DESCRIPTION OF THE TASK → The data below should be copied out exactly, with its pictures omitted.
══ MATERIALS PROVIDED
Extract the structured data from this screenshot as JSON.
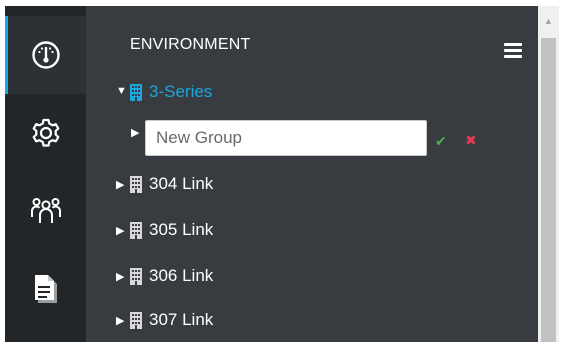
{
  "sidebar": {
    "items": [
      {
        "icon": "dashboard-gauge-icon",
        "active": true
      },
      {
        "icon": "gear-icon",
        "active": false
      },
      {
        "icon": "users-group-icon",
        "active": false
      },
      {
        "icon": "documents-icon",
        "active": false
      }
    ]
  },
  "header": {
    "title": "ENVIRONMENT",
    "menu_icon": "hamburger-menu-icon"
  },
  "tree": {
    "root": {
      "label": "3-Series",
      "expanded": true,
      "icon": "building-icon"
    },
    "new_group": {
      "placeholder": "New Group",
      "confirm_icon": "checkmark-icon",
      "cancel_icon": "close-x-icon"
    },
    "children": [
      {
        "label": "304 Link",
        "icon": "building-icon"
      },
      {
        "label": "305 Link",
        "icon": "building-icon"
      },
      {
        "label": "306 Link",
        "icon": "building-icon"
      },
      {
        "label": "307 Link",
        "icon": "building-icon"
      }
    ]
  },
  "colors": {
    "accent": "#1da7e0",
    "panel_bg": "#383c40",
    "rail_bg": "#222629",
    "confirm": "#4caf50",
    "cancel": "#e53950"
  }
}
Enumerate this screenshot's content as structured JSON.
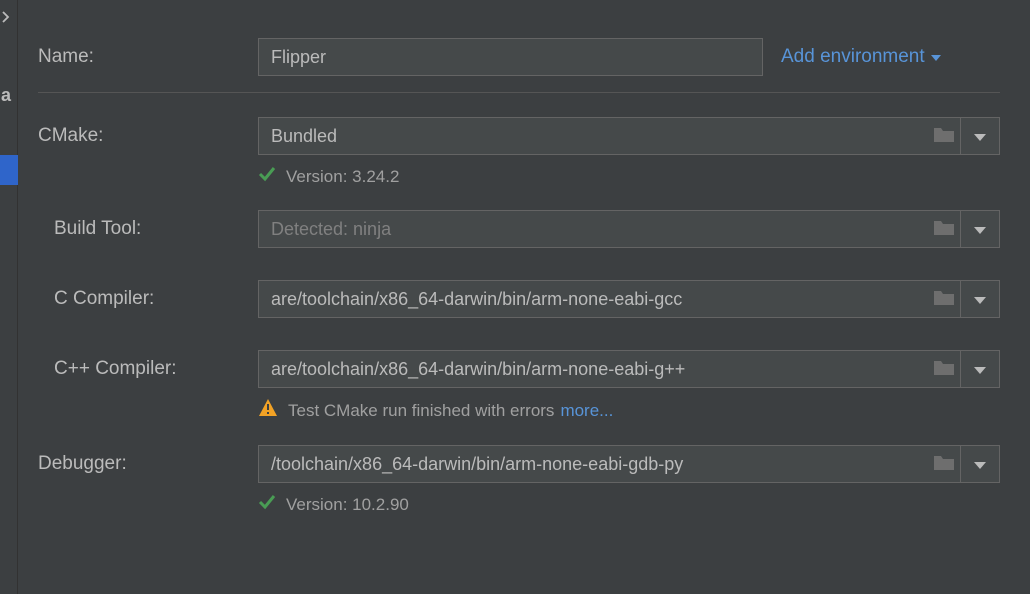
{
  "labels": {
    "name": "Name:",
    "cmake": "CMake:",
    "build_tool": "Build Tool:",
    "c_compiler": "C Compiler:",
    "cpp_compiler": "C++ Compiler:",
    "debugger": "Debugger:"
  },
  "fields": {
    "name_value": "Flipper",
    "cmake_value": "Bundled",
    "build_tool_placeholder": "Detected: ninja",
    "c_compiler_value": "are/toolchain/x86_64-darwin/bin/arm-none-eabi-gcc",
    "cpp_compiler_value": "are/toolchain/x86_64-darwin/bin/arm-none-eabi-g++",
    "debugger_value": "/toolchain/x86_64-darwin/bin/arm-none-eabi-gdb-py"
  },
  "status": {
    "cmake_version": "Version: 3.24.2",
    "compiler_error": "Test CMake run finished with errors",
    "more_label": "more...",
    "debugger_version": "Version: 10.2.90"
  },
  "actions": {
    "add_environment": "Add environment"
  },
  "sidebar": {
    "letter": "a"
  }
}
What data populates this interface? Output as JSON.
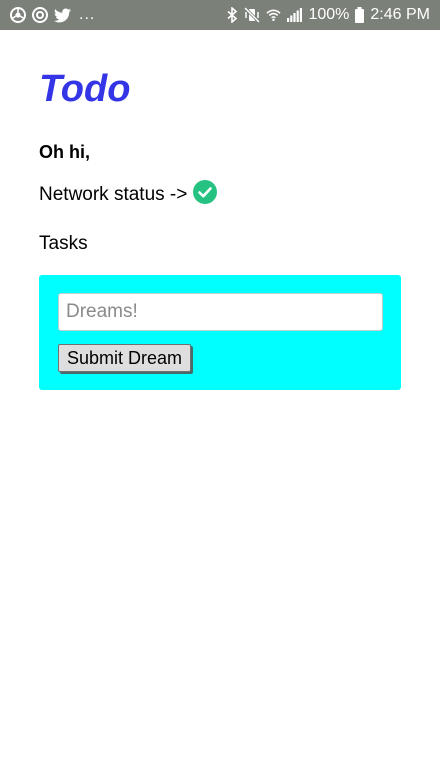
{
  "status_bar": {
    "left_icons": [
      "chrome-icon",
      "chrome-icon",
      "twitter-bird-icon"
    ],
    "overflow": "...",
    "battery": "100%",
    "time": "2:46 PM",
    "background": "#7b8079"
  },
  "app": {
    "title": "Todo",
    "title_color": "#3535e8",
    "greeting": "Oh hi,",
    "network_label": "Network status ->",
    "network_status_icon": "check-circle-icon",
    "network_status_color": "#26c281",
    "tasks_label": "Tasks"
  },
  "dream_form": {
    "panel_color": "#00ffff",
    "input_placeholder": "Dreams!",
    "input_value": "",
    "submit_label": "Submit Dream"
  }
}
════
SOLUTION →
Extract the structured data from this screenshot as JSON.
{
  "sidebar": {
    "items": [
      {
        "icon": "dashboard-gauge-icon",
        "active": true
      },
      {
        "icon": "gear-icon",
        "active": false
      },
      {
        "icon": "users-group-icon",
        "active": false
      },
      {
        "icon": "documents-icon",
        "active": false
      }
    ]
  },
  "header": {
    "title": "ENVIRONMENT",
    "menu_icon": "hamburger-menu-icon"
  },
  "tree": {
    "root": {
      "label": "3-Series",
      "expanded": true,
      "icon": "building-icon"
    },
    "new_group": {
      "placeholder": "New Group",
      "confirm_icon": "checkmark-icon",
      "cancel_icon": "close-x-icon"
    },
    "children": [
      {
        "label": "304 Link",
        "icon": "building-icon"
      },
      {
        "label": "305 Link",
        "icon": "building-icon"
      },
      {
        "label": "306 Link",
        "icon": "building-icon"
      },
      {
        "label": "307 Link",
        "icon": "building-icon"
      }
    ]
  },
  "colors": {
    "accent": "#1da7e0",
    "panel_bg": "#383c40",
    "rail_bg": "#222629",
    "confirm": "#4caf50",
    "cancel": "#e53950"
  }
}
Enumerate this screenshot's content as structured JSON.
{
  "labels": {
    "name": "Name:",
    "cmake": "CMake:",
    "build_tool": "Build Tool:",
    "c_compiler": "C Compiler:",
    "cpp_compiler": "C++ Compiler:",
    "debugger": "Debugger:"
  },
  "fields": {
    "name_value": "Flipper",
    "cmake_value": "Bundled",
    "build_tool_placeholder": "Detected: ninja",
    "c_compiler_value": "are/toolchain/x86_64-darwin/bin/arm-none-eabi-gcc",
    "cpp_compiler_value": "are/toolchain/x86_64-darwin/bin/arm-none-eabi-g++",
    "debugger_value": "/toolchain/x86_64-darwin/bin/arm-none-eabi-gdb-py"
  },
  "status": {
    "cmake_version": "Version: 3.24.2",
    "compiler_error": "Test CMake run finished with errors",
    "more_label": "more...",
    "debugger_version": "Version: 10.2.90"
  },
  "actions": {
    "add_environment": "Add environment"
  },
  "sidebar": {
    "letter": "a"
  }
}
What data populates this interface? Output as JSON.
{
  "status_bar": {
    "left_icons": [
      "chrome-icon",
      "chrome-icon",
      "twitter-bird-icon"
    ],
    "overflow": "...",
    "battery": "100%",
    "time": "2:46 PM",
    "background": "#7b8079"
  },
  "app": {
    "title": "Todo",
    "title_color": "#3535e8",
    "greeting": "Oh hi,",
    "network_label": "Network status ->",
    "network_status_icon": "check-circle-icon",
    "network_status_color": "#26c281",
    "tasks_label": "Tasks"
  },
  "dream_form": {
    "panel_color": "#00ffff",
    "input_placeholder": "Dreams!",
    "input_value": "",
    "submit_label": "Submit Dream"
  }
}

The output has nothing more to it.